Pull each line holding "Last" out of the entries below.

SOURCE RECORDS »
————————
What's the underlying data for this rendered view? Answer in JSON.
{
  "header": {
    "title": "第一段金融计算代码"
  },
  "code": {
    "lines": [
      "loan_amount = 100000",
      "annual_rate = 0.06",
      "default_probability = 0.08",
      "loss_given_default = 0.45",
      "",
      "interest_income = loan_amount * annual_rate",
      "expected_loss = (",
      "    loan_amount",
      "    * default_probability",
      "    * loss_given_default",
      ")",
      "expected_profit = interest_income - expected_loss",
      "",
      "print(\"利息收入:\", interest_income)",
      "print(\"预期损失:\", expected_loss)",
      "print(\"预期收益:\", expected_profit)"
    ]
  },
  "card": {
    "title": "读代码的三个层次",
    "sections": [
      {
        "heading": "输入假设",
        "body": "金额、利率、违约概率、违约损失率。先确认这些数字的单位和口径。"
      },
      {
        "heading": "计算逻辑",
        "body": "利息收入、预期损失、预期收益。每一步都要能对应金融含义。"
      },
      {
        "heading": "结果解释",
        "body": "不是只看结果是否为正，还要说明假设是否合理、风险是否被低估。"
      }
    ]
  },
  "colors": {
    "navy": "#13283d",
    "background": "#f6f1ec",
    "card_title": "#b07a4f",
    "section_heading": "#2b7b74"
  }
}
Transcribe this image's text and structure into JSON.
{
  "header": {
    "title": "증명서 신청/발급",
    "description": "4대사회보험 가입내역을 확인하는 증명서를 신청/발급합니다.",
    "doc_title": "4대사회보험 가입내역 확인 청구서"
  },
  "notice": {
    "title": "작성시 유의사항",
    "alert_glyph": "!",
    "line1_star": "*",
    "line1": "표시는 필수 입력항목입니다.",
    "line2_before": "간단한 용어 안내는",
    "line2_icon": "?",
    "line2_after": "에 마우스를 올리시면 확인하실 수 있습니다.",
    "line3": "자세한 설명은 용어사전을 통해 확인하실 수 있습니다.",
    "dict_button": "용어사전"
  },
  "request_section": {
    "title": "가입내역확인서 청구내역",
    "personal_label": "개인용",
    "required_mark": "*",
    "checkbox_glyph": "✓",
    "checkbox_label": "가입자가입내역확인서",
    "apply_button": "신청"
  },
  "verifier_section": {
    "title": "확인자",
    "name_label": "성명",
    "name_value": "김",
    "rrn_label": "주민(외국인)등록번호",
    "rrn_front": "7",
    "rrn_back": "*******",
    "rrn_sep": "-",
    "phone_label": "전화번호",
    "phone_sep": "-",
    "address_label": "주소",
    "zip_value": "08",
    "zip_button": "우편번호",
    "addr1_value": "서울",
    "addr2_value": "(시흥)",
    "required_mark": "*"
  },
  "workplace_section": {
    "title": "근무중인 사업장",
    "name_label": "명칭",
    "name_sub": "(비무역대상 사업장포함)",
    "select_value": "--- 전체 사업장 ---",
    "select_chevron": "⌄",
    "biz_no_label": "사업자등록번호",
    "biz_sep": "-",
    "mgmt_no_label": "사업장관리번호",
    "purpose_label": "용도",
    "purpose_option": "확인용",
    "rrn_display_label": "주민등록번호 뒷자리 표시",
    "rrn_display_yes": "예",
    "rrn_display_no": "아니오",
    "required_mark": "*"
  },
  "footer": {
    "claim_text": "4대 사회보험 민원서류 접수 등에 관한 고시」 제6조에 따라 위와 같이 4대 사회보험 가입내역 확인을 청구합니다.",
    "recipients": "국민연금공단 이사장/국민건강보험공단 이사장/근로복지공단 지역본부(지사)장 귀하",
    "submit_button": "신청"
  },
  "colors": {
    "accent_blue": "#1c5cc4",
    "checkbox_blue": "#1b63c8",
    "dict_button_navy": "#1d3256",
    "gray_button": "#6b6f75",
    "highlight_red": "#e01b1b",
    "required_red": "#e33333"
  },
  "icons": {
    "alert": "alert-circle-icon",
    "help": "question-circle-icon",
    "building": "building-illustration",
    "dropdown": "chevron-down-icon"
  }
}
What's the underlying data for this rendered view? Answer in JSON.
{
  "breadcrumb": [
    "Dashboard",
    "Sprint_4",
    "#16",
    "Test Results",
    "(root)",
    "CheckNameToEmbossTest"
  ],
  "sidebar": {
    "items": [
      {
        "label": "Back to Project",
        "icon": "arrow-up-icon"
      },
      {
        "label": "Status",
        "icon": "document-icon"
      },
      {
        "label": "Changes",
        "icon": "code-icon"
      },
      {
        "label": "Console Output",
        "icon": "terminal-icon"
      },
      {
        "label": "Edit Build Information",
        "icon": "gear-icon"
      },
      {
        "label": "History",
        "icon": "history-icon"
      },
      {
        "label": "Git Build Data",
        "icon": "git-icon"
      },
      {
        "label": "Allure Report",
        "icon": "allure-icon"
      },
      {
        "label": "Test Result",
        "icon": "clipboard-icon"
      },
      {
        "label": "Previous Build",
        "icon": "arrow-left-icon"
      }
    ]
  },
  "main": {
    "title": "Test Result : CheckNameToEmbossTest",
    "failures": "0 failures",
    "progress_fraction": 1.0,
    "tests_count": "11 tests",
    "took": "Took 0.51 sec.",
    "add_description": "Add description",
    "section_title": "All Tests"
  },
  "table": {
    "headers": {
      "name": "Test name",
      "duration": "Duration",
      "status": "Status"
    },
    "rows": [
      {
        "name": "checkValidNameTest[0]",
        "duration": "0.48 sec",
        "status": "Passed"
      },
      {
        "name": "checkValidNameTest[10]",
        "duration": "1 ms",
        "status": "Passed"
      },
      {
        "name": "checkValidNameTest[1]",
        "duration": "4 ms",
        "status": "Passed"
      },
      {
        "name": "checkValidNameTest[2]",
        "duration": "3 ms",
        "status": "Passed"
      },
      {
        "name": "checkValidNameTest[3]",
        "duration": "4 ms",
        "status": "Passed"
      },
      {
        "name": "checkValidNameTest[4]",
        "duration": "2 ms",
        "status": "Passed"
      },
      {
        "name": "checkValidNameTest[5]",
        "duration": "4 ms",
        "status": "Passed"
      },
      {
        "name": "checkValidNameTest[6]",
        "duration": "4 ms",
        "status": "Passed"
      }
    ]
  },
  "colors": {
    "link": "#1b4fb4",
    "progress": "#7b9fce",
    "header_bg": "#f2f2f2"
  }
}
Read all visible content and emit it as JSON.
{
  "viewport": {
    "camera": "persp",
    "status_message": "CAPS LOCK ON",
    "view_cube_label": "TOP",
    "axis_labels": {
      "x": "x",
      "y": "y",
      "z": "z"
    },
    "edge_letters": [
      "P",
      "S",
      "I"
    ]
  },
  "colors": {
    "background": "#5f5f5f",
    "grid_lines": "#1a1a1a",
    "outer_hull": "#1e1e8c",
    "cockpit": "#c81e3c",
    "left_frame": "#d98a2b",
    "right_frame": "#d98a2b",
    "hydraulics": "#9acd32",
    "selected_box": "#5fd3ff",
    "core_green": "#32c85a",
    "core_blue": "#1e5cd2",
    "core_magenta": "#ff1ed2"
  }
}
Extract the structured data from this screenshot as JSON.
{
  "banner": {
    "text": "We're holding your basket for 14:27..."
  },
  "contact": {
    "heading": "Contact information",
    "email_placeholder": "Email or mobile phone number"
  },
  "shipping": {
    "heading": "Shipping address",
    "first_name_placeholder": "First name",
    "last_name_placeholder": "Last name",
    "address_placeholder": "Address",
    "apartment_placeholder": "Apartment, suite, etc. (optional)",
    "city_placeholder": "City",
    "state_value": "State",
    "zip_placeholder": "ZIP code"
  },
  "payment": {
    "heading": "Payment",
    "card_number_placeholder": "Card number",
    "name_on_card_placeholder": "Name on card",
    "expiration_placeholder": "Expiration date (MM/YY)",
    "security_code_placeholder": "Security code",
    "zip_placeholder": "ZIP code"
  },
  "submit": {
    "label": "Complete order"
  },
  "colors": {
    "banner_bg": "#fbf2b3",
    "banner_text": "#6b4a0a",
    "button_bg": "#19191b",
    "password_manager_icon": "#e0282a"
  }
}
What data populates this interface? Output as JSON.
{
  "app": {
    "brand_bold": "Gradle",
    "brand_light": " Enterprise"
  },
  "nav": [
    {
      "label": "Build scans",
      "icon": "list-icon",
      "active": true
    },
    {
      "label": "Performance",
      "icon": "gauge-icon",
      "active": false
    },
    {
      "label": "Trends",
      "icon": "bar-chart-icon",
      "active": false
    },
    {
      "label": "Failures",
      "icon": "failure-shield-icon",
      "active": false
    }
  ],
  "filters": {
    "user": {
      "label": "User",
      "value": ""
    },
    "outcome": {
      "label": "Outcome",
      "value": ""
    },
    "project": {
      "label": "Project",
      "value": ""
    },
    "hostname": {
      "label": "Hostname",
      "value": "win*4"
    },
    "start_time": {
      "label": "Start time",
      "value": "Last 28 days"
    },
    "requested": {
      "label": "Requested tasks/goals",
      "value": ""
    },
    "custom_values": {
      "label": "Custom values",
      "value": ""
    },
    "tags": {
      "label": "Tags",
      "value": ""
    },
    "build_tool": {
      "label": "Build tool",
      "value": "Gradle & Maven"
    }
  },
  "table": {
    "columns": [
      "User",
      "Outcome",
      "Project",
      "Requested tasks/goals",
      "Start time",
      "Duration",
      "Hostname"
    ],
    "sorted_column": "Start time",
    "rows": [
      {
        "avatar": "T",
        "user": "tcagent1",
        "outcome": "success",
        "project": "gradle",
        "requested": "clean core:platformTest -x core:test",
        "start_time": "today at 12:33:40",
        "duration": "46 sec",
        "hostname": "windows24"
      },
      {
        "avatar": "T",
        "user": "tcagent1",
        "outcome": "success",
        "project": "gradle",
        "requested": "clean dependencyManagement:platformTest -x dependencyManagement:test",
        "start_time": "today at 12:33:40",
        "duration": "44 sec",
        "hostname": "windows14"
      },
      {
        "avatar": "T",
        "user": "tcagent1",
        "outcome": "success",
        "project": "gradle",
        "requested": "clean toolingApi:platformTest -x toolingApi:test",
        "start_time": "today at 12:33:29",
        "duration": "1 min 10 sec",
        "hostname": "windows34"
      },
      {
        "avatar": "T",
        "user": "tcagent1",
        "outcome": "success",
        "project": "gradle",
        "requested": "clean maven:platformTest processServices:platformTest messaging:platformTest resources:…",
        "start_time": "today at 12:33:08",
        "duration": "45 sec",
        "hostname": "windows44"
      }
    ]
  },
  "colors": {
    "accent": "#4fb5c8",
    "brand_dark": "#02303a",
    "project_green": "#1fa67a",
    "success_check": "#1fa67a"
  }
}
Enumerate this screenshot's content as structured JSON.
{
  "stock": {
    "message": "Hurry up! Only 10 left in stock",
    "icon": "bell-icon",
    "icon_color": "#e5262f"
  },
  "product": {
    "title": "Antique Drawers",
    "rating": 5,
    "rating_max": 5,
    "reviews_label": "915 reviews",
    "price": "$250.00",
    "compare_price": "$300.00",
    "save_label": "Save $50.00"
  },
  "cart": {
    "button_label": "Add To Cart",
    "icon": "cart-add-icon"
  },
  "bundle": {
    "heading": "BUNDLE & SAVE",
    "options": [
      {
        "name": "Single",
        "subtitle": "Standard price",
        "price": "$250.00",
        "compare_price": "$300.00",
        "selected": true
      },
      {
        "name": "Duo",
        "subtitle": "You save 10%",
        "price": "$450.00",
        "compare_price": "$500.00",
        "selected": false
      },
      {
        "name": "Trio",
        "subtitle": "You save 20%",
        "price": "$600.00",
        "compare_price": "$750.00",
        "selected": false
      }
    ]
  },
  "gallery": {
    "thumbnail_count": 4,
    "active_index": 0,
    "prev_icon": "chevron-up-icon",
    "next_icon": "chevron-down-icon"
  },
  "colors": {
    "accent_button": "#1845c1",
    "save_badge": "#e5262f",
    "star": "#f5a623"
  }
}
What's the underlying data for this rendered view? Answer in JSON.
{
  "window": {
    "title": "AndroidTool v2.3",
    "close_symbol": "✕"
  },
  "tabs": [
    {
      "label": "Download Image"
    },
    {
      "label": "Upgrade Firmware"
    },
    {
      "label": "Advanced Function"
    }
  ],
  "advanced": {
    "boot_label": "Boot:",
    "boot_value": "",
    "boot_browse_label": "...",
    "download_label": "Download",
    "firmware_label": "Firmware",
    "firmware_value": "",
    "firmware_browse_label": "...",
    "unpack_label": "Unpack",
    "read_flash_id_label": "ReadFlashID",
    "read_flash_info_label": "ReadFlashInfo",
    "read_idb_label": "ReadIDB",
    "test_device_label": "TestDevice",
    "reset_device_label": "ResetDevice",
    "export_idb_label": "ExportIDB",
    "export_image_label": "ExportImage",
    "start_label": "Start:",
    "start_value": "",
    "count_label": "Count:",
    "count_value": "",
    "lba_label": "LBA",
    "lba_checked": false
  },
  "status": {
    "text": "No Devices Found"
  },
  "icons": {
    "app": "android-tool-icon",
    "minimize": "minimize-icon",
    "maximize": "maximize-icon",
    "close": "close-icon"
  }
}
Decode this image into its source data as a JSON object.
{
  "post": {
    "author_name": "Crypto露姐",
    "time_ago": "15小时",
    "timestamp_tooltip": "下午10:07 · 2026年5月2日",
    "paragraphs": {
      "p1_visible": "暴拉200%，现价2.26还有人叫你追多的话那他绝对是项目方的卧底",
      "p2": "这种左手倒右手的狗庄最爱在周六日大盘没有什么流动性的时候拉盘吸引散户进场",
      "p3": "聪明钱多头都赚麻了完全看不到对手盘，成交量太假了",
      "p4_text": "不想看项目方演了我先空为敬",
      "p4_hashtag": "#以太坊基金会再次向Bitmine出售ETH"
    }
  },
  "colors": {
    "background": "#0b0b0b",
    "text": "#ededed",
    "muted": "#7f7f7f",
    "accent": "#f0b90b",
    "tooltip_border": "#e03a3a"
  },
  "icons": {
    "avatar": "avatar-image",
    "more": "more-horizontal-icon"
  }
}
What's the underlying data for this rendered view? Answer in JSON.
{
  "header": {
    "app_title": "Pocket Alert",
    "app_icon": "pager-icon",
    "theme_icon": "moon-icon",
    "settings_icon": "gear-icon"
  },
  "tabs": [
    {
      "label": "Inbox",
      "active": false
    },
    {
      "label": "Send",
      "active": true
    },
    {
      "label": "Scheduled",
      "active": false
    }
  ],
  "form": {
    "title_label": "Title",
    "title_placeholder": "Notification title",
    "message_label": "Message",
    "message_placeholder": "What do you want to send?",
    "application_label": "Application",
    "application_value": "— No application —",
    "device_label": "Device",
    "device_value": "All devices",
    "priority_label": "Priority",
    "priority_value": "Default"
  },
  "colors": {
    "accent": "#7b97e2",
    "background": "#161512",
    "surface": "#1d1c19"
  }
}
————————
RESPONSE BELOW »
    "last_name_placeholder": "Last name",
      "value": "Last 28 days"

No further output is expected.